A shared transaction repository could be achieved using any high-end multi-company accounting system.   You could record classic, double-entry accounting (CDEA) transactions  within such a ledger for each party, just as intercompany transactions have been formed within controlled groups, for the last 100 years.  Consider this example where Subsidiary A pays an expense for Subsidiary B thru "the intercompany account".

 General Ledger - Subsidiary A                            July 2000
 JournalNo.  Date    LineNo.   Account                       Amount

   4441   22/7/2000    531     10100  Cash in Bank        Cr  -400
   4441   22/7/2000    532     19000  Interco Receivable  Dr   400
 General Ledger - Subsidiary B                            July 2000
 JournalNo.  Date    LineNo.   Account                       Amount

   73821  2000/7/31   2355     525300  Vehicle Maint-NY    Dr   400
   73821  2000/7/31   2355     250000  Interco Payable-NY  Cr  -400

This is classic intercompany accounting.  It could be done today.

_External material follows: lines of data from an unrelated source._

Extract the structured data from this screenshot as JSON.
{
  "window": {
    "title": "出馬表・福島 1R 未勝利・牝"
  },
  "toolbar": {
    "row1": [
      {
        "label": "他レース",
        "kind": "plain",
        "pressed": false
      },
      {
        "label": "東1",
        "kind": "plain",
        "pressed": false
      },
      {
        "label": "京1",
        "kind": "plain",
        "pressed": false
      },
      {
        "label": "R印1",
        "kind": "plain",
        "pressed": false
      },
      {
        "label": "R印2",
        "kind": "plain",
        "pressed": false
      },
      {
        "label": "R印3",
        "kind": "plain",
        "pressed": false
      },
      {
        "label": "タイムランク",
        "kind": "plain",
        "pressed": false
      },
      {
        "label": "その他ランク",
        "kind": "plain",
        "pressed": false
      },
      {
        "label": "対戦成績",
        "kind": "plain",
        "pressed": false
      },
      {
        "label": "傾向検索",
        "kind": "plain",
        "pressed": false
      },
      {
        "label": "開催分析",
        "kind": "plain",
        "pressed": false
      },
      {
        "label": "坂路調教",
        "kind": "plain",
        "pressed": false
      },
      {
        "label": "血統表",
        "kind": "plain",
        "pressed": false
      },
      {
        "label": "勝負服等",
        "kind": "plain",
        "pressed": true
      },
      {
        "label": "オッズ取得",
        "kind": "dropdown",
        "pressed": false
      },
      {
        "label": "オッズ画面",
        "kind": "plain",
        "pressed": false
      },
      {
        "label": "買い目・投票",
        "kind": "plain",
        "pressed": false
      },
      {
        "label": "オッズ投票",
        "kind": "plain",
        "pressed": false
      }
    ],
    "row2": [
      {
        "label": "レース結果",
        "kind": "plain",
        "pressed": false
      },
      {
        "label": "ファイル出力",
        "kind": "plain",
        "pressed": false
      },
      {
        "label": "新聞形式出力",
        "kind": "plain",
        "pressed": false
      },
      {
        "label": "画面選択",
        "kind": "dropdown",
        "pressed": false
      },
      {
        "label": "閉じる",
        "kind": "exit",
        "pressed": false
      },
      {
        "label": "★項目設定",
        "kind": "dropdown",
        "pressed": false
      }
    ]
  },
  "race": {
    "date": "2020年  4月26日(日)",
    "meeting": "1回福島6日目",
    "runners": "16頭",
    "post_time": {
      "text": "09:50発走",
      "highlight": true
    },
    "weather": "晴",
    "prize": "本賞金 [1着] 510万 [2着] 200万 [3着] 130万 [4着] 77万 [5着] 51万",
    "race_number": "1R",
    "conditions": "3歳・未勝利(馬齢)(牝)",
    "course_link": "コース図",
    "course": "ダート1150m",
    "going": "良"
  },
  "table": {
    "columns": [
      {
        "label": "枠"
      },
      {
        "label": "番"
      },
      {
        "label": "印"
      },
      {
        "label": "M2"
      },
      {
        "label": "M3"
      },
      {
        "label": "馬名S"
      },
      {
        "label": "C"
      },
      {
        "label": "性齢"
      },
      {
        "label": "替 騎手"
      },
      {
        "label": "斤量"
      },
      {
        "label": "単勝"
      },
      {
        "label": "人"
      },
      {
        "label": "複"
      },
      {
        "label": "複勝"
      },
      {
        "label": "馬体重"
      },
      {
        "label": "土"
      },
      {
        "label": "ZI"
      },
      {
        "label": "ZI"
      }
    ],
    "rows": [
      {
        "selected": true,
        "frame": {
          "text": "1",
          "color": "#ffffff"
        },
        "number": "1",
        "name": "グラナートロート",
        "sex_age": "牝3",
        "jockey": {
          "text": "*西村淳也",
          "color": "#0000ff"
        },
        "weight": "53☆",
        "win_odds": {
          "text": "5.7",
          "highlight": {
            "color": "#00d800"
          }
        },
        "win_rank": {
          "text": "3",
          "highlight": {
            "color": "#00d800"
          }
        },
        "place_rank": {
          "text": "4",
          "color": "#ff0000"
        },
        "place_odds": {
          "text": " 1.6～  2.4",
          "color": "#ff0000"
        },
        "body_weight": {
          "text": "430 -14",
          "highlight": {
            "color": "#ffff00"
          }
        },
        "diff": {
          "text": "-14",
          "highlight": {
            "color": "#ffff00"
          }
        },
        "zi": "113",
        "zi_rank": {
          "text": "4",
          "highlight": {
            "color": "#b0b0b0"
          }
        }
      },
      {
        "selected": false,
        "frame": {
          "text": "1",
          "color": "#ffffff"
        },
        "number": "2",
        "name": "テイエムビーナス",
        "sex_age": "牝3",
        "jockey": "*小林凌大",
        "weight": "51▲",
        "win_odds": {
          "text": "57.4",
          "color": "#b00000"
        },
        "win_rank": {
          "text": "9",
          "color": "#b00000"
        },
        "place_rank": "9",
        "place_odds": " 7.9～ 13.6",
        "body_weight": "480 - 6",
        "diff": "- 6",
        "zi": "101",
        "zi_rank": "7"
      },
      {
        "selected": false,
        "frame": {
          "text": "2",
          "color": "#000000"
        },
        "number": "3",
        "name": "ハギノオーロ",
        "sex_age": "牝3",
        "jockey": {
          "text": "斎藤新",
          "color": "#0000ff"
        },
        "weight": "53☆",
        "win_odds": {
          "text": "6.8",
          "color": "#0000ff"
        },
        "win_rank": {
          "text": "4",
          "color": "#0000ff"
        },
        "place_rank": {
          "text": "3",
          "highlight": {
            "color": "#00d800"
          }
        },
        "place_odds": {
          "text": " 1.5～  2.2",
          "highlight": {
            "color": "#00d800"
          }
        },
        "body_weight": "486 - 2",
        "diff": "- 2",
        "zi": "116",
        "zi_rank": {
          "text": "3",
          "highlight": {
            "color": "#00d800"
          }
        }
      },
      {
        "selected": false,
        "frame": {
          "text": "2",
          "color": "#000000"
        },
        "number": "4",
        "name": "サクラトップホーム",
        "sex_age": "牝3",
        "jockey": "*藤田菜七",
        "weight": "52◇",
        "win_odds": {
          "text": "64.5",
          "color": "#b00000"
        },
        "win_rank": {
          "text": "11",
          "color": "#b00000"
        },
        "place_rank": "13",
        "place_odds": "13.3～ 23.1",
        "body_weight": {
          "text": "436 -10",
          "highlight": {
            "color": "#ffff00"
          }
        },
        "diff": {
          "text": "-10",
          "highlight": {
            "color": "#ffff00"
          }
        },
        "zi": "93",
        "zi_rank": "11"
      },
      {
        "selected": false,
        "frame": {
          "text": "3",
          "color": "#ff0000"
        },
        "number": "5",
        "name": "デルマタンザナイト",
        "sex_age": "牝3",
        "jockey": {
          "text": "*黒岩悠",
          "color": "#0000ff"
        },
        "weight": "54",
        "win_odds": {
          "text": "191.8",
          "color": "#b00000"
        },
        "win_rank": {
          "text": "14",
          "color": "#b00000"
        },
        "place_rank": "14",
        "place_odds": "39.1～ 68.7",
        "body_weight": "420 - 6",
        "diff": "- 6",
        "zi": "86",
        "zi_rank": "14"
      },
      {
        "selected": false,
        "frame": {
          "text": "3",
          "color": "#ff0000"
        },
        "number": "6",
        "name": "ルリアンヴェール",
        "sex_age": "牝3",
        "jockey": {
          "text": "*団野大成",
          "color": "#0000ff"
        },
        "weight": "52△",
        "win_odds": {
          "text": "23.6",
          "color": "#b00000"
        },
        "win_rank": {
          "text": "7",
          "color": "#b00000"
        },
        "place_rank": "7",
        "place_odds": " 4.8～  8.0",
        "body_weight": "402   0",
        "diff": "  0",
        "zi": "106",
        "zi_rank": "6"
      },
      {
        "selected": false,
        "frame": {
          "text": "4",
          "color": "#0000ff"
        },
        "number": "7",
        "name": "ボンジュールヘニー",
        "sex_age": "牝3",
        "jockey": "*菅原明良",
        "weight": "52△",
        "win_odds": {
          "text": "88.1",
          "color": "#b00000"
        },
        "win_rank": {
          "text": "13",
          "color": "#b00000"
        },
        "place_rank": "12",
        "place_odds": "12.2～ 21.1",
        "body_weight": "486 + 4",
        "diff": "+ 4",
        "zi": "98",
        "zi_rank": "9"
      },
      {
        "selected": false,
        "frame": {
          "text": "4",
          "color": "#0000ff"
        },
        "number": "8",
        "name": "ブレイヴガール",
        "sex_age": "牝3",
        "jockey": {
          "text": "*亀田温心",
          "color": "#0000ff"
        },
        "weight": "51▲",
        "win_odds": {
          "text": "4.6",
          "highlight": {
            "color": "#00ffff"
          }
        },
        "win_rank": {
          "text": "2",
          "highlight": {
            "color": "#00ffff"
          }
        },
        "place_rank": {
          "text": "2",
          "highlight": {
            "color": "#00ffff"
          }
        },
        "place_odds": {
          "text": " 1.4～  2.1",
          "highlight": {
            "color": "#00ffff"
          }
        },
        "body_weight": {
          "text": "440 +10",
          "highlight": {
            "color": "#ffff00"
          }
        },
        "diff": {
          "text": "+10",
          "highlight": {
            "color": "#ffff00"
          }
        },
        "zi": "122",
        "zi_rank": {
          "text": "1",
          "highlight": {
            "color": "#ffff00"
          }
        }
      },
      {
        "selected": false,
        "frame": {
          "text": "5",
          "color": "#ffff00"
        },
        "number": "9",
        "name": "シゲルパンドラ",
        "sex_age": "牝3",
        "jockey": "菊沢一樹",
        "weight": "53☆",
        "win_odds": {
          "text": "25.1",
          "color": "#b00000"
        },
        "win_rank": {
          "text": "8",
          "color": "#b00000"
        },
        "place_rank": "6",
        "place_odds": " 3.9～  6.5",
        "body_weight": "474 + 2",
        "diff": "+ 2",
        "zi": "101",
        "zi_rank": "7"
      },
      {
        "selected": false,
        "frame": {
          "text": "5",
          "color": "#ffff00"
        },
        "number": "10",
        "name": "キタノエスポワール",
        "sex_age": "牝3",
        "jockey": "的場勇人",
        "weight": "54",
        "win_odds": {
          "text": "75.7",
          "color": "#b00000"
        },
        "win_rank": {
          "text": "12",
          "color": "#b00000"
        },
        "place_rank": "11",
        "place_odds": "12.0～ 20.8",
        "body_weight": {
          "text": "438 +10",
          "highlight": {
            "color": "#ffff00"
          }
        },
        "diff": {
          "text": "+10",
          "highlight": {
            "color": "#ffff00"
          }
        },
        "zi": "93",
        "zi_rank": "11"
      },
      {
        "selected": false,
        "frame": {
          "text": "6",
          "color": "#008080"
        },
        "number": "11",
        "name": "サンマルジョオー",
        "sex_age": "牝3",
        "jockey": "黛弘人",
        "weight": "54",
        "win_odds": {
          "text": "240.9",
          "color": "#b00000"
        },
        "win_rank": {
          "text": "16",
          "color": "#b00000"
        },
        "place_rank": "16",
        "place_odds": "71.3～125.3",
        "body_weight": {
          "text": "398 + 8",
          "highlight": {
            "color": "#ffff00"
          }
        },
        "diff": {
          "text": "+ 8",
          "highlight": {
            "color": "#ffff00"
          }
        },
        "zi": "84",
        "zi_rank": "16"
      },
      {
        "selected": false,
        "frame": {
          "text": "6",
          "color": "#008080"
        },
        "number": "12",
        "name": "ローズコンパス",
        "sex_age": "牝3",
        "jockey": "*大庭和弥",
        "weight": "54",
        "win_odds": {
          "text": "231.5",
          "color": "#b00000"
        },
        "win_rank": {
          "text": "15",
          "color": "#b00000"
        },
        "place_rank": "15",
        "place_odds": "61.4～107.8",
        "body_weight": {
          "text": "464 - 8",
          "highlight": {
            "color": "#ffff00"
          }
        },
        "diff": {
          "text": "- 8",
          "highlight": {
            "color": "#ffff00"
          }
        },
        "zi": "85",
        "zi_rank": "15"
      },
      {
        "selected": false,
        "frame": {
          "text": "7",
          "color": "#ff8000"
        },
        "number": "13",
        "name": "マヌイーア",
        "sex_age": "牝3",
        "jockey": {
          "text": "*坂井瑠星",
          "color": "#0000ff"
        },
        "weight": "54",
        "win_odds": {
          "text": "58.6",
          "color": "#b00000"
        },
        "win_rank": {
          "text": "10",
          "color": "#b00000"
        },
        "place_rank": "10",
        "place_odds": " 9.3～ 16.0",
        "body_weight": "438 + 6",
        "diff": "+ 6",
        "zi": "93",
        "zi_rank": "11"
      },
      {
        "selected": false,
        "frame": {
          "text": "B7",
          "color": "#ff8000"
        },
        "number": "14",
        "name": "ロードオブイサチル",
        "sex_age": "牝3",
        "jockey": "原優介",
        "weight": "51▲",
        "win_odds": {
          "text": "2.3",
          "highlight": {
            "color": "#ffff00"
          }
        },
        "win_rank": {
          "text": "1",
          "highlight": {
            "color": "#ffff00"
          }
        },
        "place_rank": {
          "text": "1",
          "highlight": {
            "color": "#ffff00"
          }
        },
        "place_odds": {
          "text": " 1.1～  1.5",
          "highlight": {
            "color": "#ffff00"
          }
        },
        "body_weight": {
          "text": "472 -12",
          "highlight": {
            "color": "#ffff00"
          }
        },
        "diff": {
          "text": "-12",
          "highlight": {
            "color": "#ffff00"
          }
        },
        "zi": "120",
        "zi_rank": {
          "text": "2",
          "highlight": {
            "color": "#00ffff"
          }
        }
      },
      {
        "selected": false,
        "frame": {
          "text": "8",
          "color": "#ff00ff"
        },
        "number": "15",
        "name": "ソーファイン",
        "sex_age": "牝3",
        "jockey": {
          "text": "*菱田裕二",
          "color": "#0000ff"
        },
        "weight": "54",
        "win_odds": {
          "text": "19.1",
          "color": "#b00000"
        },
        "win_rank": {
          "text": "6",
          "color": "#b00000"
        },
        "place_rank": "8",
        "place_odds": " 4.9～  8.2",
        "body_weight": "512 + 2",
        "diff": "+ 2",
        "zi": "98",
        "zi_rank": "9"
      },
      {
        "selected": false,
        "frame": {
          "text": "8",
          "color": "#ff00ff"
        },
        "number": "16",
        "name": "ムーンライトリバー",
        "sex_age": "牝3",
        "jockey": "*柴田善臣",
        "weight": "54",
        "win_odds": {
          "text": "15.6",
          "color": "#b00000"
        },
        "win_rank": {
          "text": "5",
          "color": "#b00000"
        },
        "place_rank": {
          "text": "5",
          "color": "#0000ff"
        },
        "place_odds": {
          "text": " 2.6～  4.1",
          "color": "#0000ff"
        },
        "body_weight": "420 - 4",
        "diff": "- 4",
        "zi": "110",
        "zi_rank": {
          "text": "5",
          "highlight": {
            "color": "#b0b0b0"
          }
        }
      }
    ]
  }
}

Setup any big midrange accounting package that has a browser interface such as Great Plains or Lawson.  Sell subscriptions to a bunch of companies.  Establish a separate company in the system for each subscriber.   Then, create business objects to post each transaction event that happens between subscriber companies to the appropriate ledgers.  The intercompany payables and receivables would always agree, whenever both parties to any transaction happen to be your subscribers.  Perhaps some companies having strong integration needs might subscribe to your service, such as supply chain partners. 

Multi-company CDEA ledgers don't work out of the box, however, because 

Accordingly, the design for this STR is simpler --it models only the event of the completion, or execution, of a transaction.  This model stores the amount and other attributes as they were agreed by two parties, and of course, stores them only once rather than in two ledgers as would be done in a multi-company ledger.  

Theoretical basis for an STR model:

Classic double entry accounting (CDEA) is an ingenious modeling language, having template or solution for any possible transaction.  All accounting systems in use today are CDEA --even the list-oriented personal finance programs have "splits" in which you classify your cash or investment movements into income, expense, transfers, etc.

CDEA entries for external transactions (i.e. involving other parties) are the focus of the STR.  Half of the any bookkeeping entry for purchases or sales represents the money exchange versus the  reciprocal party.  The other half of the entry, generally, represents your internal classification as income, expense, inventory, or other asset or liability.  STR is not concerned with these classifications other than to support them, and recommend they be classified with XBRL types. 

The external date and amount agreed with trading partner, owner, debtor or creditor with whom the business transaction was concluded, has always been recorded identically in the other party's books.   This will be shared in the STR.  We are not breaking any new ground in law or business culture.

Any modernization of CDEA for the web must provide data structures that serve the needs of both parties to the transaction.  Existing B2B XML messages contain such structures--they are event-oriented, single entry accounting entries which identify both parties, and contain a transaction date, amount, and list the products or services.  

The global economy may be viewed as a 3-dimensional cube containing sheets for every party in the universe, summing to zero. (More discussion at GLschema1GLschema2).   The money movements of the entire economy are a single, multi-company ledger.